Particle accelerator to be ready in '07

December 16, 2006

Nuclear research officials in Geneva, Switzerland, expressed confidence that the Large Hadron Collier particle accelerator would be ready for use in 2007.

Housed in a tunnel beneath the French-Swiss border near Geneva, the LHC is the world's largest and most complex space instrument, said officials of CERN, the European Organization for Nuclear Research. For example, experiments at the world's highest energy particle accelerator would allow physicists to expand on Newton's description of gravity, CERN said, by exploring why particles have the masses they have.

About 80 percent of the LHC's magnets, the machine's main components, have been installed. Also, a complete sector of the machine was being prepared to be cooled to its operating temperature of 1.9 degrees above absolute zero, which is colder than outer space.

"Although just 1/8 of the LHC, this sector will be the world's largest cryogenic installation when it is cooled down early next year," CERN Director General Robert Aymar told delegates during the 140th meeting of CERN1 Council in Geneva.

Aymar said other LHC-related projects also are on schedule.

Copyright 2006 by United Press International

Explore further: NASA's Parker Solar Probe is about to lift off

Related Stories

NASA's Parker Solar Probe is about to lift off

August 9, 2018

At 3:33 a.m. EDT on Aug. 11, while most of the U.S. is asleep, NASA's Kennedy Space Center in Florida will be abuzz with excitement. At that moment, NASA's Parker Solar Probe, the agency's historic mission to touch the Sun, ...

Putting the ethics into planetary protection

August 13, 2018

In the coming decades, as we gear up for a more in-depth search for life on Mars, as well as visits to potentially habitable ocean moons in the outer Solar System, should scientists start addressing the ethical concerns of ...

What do physicists mean when they talk about nothing?

August 15, 2018

Philosophers have debated the nature of "nothing" for thousands of years, but what has modern science got to say about it? In an interview with The Conversation, Martin Rees, Astronomer Royal and Emeritus Professor of Cosmology ...

Recommended for you

Twisted electronics open the door to tunable 2-D materials

August 16, 2018

Two-dimensional (2-D) materials such as graphene have unique electronic, magnetic, optical, and mechanical properties that promise to drive innovation in areas from electronics to energy to materials to medicine.
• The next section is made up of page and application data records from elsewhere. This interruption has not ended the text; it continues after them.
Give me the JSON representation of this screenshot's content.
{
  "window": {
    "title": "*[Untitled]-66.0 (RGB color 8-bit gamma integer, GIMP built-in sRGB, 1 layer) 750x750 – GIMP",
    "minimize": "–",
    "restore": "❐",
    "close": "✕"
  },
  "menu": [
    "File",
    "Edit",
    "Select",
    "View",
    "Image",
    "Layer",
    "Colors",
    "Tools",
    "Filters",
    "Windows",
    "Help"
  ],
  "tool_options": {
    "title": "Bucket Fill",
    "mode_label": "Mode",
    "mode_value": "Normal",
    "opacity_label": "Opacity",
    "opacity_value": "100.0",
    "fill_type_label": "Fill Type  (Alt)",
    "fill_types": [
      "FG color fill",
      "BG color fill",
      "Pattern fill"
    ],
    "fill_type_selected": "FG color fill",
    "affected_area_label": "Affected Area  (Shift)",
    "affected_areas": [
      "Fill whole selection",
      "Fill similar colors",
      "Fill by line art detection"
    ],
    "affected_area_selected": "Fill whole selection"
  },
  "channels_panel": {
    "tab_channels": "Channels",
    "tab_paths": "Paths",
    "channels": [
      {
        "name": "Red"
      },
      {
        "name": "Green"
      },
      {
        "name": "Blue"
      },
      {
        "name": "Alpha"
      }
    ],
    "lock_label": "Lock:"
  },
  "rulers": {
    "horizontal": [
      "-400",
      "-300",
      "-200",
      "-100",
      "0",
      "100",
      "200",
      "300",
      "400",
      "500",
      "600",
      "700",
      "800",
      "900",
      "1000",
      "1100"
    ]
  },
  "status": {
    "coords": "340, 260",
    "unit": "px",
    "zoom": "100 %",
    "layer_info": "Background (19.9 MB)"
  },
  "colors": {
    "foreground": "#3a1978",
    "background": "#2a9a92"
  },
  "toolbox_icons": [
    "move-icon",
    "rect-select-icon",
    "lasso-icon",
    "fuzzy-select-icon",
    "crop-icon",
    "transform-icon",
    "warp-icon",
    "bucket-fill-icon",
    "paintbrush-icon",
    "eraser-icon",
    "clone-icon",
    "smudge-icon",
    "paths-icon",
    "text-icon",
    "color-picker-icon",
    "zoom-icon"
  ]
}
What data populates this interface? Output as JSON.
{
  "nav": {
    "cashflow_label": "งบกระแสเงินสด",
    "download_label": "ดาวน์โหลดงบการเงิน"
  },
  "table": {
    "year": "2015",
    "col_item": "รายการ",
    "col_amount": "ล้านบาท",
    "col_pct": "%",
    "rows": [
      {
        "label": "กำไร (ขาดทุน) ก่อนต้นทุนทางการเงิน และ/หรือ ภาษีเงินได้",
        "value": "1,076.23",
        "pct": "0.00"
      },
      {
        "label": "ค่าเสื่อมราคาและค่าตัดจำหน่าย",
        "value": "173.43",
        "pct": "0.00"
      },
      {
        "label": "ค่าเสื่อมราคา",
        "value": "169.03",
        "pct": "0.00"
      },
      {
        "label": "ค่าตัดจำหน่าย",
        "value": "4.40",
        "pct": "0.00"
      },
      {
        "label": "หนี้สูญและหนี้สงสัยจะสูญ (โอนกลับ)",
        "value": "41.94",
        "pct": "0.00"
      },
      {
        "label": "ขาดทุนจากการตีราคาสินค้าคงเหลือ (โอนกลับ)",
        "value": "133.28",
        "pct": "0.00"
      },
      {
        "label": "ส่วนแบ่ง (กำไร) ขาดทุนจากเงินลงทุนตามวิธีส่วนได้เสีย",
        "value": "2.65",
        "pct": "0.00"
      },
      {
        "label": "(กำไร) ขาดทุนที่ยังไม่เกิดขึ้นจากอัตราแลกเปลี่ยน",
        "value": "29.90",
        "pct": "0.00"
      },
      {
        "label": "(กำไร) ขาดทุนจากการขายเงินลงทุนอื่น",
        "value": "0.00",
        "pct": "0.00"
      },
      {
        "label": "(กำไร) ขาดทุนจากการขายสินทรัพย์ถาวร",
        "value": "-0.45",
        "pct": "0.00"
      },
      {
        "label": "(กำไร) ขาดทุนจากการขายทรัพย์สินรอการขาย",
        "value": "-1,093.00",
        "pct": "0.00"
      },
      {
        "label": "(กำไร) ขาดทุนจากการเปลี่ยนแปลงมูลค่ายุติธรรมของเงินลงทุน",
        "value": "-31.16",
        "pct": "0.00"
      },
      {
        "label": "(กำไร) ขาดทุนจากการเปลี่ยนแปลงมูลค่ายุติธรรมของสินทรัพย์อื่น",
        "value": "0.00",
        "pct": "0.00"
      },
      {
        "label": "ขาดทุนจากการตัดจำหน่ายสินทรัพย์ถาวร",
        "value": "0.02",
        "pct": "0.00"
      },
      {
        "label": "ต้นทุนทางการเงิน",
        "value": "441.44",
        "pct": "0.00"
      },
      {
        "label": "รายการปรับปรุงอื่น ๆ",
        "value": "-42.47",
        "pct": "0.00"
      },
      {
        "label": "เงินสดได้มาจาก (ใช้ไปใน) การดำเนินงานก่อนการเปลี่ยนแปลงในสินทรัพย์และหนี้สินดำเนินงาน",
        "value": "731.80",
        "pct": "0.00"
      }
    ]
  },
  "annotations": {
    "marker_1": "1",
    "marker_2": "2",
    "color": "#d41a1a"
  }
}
Columbia ...

Flexible color displays with microfluidics

August 16, 2018

A new study published on Microsystems and Nanoengineering by Kazuhiro Kobayashi and Hiroaki Onoe details the development of a flexible and reflective multicolor display system that does not require continued energy supply ...

Novel sensors could enable smarter textiles

August 16, 2018

A team of engineers at the University of Delaware is developing next-generation smart textiles by creating flexible carbon nanotube composite coatings on a wide range of fibers, including cotton, nylon and wool. Their discovery ...

Scientists discover why silver clusters emit light

August 16, 2018

Clusters of silver atoms captured in zeolites, a porous material with small channels and voids, have remarkable light-emitting properties. They can be used for more efficient lighting applications as a substitute for LED ...

0 comments

Please sign in to add a comment. Registration is free, and takes less than a minute. Read more

Click here to reset your password.
Sign in to get notified via email when new comments are made.